On election day, Carter said, voters "must choose between my policies, which will build our country's economic strength and actually work to reduce inflation -- that lay the foundation of a true economic renaissance in America -- or those which will squander our hopes on economic voodoo."
The president also took a slap at the Rev. Ralph David Abernathy, Charles Evers and other black leaders who have endorsed Reagan.
"Actually, they are former black leaders. They're not black leaders now," Carter said. He pointed out that Abernathy once headed the Southern Christian Leadership Conference, but that the present leader, the Rev. Joseph Lowery, endorsed Carter Thursday.

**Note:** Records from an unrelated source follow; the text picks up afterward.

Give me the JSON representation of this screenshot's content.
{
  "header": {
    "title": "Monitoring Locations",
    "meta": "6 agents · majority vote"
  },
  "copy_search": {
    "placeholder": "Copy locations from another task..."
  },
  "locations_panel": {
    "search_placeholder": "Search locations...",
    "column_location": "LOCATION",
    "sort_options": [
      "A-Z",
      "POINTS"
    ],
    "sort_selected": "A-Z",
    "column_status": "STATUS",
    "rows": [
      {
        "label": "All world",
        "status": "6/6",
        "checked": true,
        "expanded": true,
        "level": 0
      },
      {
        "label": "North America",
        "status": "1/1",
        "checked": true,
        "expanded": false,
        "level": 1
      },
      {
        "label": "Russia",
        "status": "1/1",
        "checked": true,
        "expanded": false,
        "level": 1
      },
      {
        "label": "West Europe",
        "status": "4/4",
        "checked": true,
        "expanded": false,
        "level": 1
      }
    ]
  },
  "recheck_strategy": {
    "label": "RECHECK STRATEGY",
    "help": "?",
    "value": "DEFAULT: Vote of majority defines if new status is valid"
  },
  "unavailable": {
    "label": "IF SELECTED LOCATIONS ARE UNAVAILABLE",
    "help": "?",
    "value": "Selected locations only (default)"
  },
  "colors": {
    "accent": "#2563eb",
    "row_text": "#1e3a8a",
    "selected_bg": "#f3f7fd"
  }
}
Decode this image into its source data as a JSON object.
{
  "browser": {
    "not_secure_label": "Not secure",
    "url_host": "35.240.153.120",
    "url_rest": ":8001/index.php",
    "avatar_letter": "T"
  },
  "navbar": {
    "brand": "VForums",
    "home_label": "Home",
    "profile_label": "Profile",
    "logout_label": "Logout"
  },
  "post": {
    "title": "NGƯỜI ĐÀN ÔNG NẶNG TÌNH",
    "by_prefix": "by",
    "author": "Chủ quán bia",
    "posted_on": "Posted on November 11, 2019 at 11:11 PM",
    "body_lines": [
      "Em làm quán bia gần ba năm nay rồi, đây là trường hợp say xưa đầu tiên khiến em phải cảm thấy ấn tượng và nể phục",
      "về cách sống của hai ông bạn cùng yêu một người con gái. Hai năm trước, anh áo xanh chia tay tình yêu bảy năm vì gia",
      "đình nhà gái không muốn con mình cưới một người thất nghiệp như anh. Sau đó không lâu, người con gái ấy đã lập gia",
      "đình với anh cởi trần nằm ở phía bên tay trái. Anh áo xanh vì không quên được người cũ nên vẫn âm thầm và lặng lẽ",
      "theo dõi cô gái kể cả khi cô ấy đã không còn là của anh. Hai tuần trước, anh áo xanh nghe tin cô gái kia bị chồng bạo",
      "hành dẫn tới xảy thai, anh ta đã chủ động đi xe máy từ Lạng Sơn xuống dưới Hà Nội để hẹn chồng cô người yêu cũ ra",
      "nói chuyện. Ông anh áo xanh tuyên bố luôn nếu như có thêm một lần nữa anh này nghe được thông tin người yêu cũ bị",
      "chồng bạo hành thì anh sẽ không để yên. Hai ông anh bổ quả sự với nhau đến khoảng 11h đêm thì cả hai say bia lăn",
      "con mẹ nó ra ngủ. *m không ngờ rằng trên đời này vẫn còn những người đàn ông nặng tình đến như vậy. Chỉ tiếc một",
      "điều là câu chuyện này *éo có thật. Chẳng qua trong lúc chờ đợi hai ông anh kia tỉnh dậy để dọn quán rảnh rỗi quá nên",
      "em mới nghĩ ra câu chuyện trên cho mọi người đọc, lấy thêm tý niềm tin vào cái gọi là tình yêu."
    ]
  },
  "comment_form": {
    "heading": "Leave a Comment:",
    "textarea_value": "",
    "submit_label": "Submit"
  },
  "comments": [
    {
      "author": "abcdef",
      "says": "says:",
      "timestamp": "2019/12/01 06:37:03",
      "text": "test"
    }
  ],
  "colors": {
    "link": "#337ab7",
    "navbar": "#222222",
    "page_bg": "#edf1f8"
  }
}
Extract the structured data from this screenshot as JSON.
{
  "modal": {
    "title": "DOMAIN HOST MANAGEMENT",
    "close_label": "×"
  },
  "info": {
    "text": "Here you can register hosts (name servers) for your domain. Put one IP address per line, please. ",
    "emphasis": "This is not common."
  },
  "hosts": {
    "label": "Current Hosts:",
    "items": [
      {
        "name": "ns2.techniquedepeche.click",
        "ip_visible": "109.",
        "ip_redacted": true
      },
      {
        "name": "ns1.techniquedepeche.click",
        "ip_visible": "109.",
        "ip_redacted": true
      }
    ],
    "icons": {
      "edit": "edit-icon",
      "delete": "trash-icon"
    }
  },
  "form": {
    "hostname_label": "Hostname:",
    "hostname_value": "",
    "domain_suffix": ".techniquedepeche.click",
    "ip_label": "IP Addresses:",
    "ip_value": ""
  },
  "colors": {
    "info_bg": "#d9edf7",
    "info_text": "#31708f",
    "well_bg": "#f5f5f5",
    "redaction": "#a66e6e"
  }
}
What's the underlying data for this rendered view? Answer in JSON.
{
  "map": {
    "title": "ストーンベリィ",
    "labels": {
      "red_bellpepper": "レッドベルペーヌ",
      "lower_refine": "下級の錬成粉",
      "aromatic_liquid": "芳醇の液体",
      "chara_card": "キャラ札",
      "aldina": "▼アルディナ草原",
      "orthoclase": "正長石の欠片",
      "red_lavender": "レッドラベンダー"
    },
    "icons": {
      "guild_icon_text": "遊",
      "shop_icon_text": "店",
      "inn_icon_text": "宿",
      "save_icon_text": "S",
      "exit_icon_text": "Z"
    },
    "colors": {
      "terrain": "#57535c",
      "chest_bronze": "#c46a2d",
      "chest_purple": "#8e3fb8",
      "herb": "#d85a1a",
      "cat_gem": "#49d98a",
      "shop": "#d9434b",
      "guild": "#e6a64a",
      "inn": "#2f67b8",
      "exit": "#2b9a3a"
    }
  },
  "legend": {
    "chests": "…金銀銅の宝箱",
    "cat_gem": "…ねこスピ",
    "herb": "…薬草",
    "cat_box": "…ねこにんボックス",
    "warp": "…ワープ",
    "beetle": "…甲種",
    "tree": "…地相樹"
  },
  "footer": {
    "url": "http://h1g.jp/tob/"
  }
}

Carter's campaign stop here before flying on to a campaign appearance in Gerald R. Ford's home town, Grand Rapids, Mich. -- where he took questions from 25 high school seniors and their parents -- provided a new variation on the meetings with small groups of citizens that have become a staple of his reelection campaign.
The president was invited here by Catherine and James Rafferty, and the roughly 55 persons seated around him in the Knights of Columbus hall were relatives or friends of the Raffertys.
These invited guests who put questions to the president were far outnumbered by the reportes and cameramen recording the event.
Meanwhile, several thousand people filed the sidewalks of Monmouth Street outside the hall, cheering Carter as he passed and waving American flags.
The crowd was enlarged by the nearby Mary Ethel Costello School's decision to release its students early for the president's appearance. The school also distributed the American flags.
Carter also misstated one of the elements of the economic policy package he proposed in August. The president said that he advocates the removal of the "marriage penalty," which requires a working husband and working wife to pay more income tax then they would if they had the same income but were not married. Carter's economic plan, however, calls for only a partial easing of that penalty.
The president followed a pattern of many of his recent campaign appearances by seeking to wrap himself in the tradition of his Democratic predecessors in the White House. Carter said: "We are in the history and the theme and commitment and principles and ideals and tradition of Franklin Roosevelt, Harry Truman, John Kennedy and Lyndon Johnson . . ."
In heavily Irish and Italian Catholic Gloucester City, where Carter was appealing to the media audiences in New Jersey and Philadelphia, the president tried to soften his opposition to tuition tax credits for parents of parochial school students by saying "we will go ahead and continue to increase the allotment of federal funds for the parochial and for the public schools."
Carter was warmly received, but he also wasn't taking any chances.
In reckless disregard of his electoral prospects in Kansas City and Houston, Carter kept a red and white Phillies cap on a stool by his side as he answered the groups's questions.
At the end, he donned the cap of the new world baseball champions.